On every line of the listing, check for "Records"; copy the lines that have it.

Material shown:
········

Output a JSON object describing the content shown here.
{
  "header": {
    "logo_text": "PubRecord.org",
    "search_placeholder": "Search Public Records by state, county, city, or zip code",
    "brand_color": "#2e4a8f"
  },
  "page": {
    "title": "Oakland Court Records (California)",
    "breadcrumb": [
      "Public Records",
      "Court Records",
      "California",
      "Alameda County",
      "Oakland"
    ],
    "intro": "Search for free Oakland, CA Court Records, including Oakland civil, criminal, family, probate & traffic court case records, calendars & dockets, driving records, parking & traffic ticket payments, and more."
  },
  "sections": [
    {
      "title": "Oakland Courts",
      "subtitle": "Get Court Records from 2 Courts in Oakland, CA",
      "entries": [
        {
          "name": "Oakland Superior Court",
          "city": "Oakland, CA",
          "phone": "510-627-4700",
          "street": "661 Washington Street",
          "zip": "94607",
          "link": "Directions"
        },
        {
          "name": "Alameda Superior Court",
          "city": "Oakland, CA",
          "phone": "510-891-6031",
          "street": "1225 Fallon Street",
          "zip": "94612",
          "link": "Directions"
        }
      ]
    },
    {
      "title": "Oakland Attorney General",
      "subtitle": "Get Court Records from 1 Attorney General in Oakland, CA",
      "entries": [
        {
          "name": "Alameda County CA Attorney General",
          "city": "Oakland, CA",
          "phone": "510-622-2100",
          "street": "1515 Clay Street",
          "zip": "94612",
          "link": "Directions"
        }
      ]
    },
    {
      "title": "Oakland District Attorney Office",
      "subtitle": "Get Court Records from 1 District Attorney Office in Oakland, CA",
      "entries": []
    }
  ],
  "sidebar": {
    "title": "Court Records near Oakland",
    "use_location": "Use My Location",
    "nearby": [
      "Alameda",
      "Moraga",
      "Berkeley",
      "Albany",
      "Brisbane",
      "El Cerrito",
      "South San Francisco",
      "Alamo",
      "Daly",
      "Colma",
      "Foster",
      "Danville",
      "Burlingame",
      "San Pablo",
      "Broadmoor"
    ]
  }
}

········

Task answer:
    "search_placeholder": "Search Public Records by state, county, city, or zip code",
    "title": "Oakland Court Records (California)",
      "Public Records",
      "Court Records",
    "intro": "Search for free Oakland, CA Court Records, including Oakland civil, criminal, family, probate & traffic court case records, calendars & dockets, driving records, parking & traffic ticket payments, and more."
      "subtitle": "Get Court Records from 2 Courts in Oakland, CA",
      "subtitle": "Get Court Records from 1 Attorney General in Oakland, CA",
      "subtitle": "Get Court Records from 1 District Attorney Office in Oakland, CA",
    "title": "Court Records near Oakland",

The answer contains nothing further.